“We have a reason to survive,” Goodson says. “We have some great assets in the Gulf Coast, the Gulf of Mexico and east Texas. It’s a function of waiting for the commodity prices to come back up.”
Production and service companies can be “frenemies,” as oil and gas attorney Bob Duplantis puts it, even during good times. There’s a tendency to become less friendly when the money isn’t flowing.
“The longer these prices stay down, and the more stress on the cash flows, the more pressure there is to get into a very adversarial sort of relationship,” says Gary Luquette, CEO of Frank’s International. Luquette hopes companies, rather than just slashing costs and hunkering down, use their downtime to prepare for the marketplace of the future. [See “Strategies for tough times.”]
Goodson says PetroQuest gets along well with its service companies. But when commodity prices reach a certain point, such as when natural gas falls below $2.75, it’s impossible to negotiate a rate where it makes sense to keep going.

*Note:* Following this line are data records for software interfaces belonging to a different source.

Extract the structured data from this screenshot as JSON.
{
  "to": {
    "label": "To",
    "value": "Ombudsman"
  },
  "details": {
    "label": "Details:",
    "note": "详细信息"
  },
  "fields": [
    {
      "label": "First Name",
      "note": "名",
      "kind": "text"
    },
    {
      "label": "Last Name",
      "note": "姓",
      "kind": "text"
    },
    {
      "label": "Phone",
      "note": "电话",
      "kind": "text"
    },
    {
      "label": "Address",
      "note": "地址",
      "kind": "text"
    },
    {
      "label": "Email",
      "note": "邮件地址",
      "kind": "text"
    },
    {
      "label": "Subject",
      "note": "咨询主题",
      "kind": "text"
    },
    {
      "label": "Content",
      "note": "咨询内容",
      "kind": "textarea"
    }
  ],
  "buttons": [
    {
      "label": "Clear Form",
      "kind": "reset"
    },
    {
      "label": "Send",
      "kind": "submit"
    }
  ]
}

“They can only go so low,” Goodson says. “At a certain point, they say we’d rather idle our equipment, lay off our employees, keep some hands, and wait for this price to rebound. And that’s kind of what’s going on right now.”
Goodson says now is a good time to do some “housecleaning.” Companies are whittling down to their best people, their best assets and their best partners.
Danos, privately held and headquartered in Gray, has worked for oil and gas operators for almost 70 years. Executive Vice President Paul Danos says the company’s overall workforce including contractors is down from about 2,000 to 1,750 or so. But the company kept all of its core staff and had its busiest year ever in 2015.
There was still work to be had, Danos says, but the margins were much tighter, and customers could be picky about which companies they hired. Now, there’s not enough work for even the best performers.
“This year, even the good suppliers are going to suffer, and some of the good people are going to lose their jobs,” Danos says.
Danos says his company has a broad customer base and not much debt, and should be able to “scrap by with a little bit more than our fair share by really executing well.”
“We’re hopeful that we can continue to do what we did last year,” he says, “which is keep our heads above water, maintain our position, and stay in the game in a strong way for when it all turns around.”
Luquette says industry can still partner with university leadership even when the demand for graduates goes down by giving of time, advocating for technical jobs in the energy business, and explaining the cyclical nature of the industry. But Fathi Boukadi, head of the petroleum engineering department at UL-Lafayette, says he can barely hire teaching assistants because donations have dried up, and companies have stopped recruiting.
Boukadi says companies are laying off a lot of people who are near retirement age and aren’t coming back, meaning they could be caught shorthanded when the market rebounds. He urges companies to still consider hiring college graduates, at a low salary or even part-time if necessary.
Boukadi says the price of oil could rebound as early as this summer, perhaps even reaching $60 by 2017. Some may see that as a wildly optimistic prediction, but who knows?
At this time last year, plenty of so-called experts thought prices would have rebounded to $70 or $80 by now, Briggs says. Maybe they’re wrong again.
“Right now, everyone’s saying we’re going to go to $20 oil,” Briggs says with a chuckle. “So maybe we’re going to be at $70 or $80 oil this time next year.”
Originally published in the first quarter 2016 edition of 10/12 Industry Report. Read more from this issue at 1012industryreport.com.